Over the decade it sponsored the CSDP, the Foundation amassed a global community of visionaries, activists and game changers. Today we continue to support these practices, assist in forging connections within our network and promote our winner’s work in a way that inspires others.


 Curry Stone Design Prize

The prize was borne out of the Curry Stone Foundation’s belief that while design is concerned with the built environment and people’s places within it, its application is too often limited to the upper segments of society. The Foundation’s hope was—and is, to support pioneering social design practitioners and to use their work to inspire others to apply design approaches to improving their own community’s vitality.

Nominees were chosen anonymously via a network of around 200 international design professionals. The ultimate winners were determined by a jury comprised of Foundation members and invited international experts. The financial award also varied, from $10,000-$100,000.

Beginning in 2017, the Foundation chose to direct all of our resources to the Curry Stone Design Collaborative & Foundation, forwarding slum development projects in India and to our educational initiative, supporting the Social Design Insights podcast series.  Currently our allocations are directed to funding these initiatives; we do not accept any unsolicited applications for funding.  

Visit our list of prize winners by year.


 Social Design Circle

In 2017, as a capstone to the CSDP, 100 compelling design practitioners who had not won the CSDP but had captivated and inspired the Foundation over the years, were chosen as a group called the Social Design Circle.

Visit our archive of Social Design Circle honorees.


Vision Award

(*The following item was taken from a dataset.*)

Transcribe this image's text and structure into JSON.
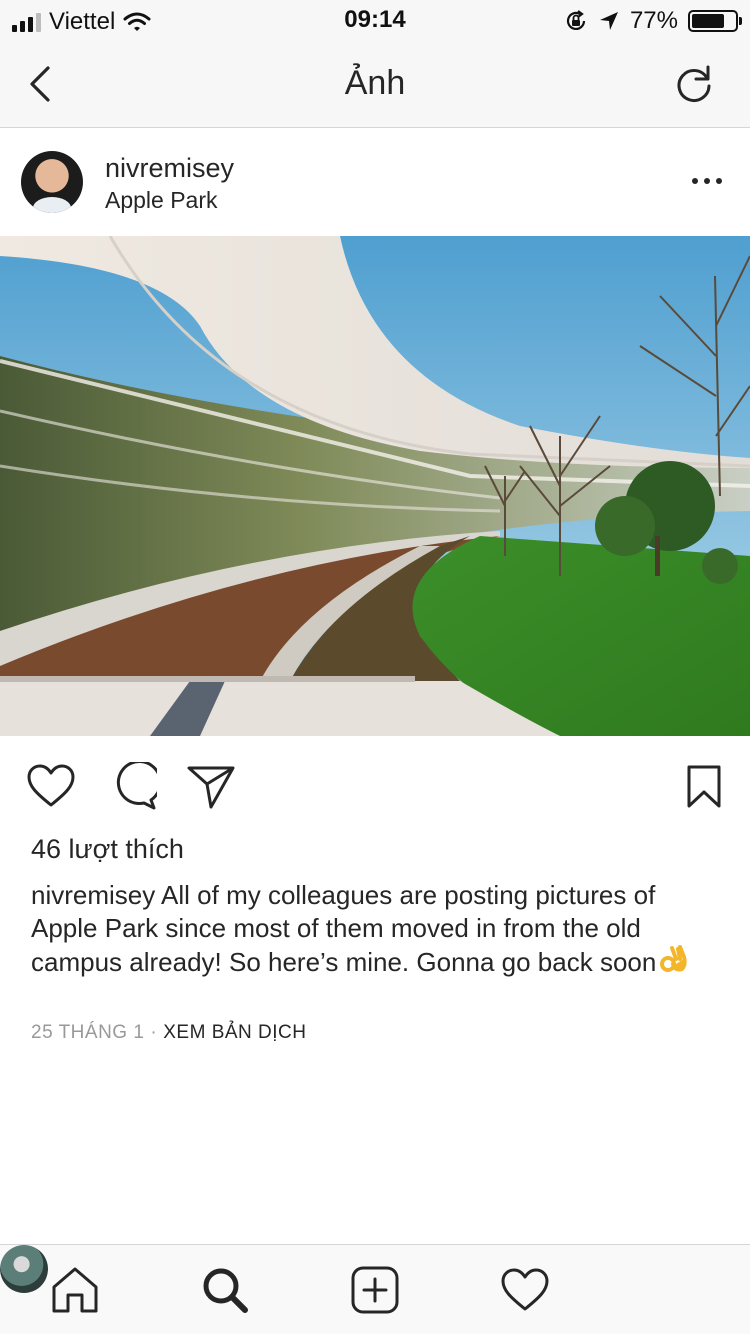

In 2012 and 2016, the Curry Stone Design Prize awarded a Vision Prize for long term, sustained achievement in social impact design to Architecture for Humanity and SPARC.


Photo Gallery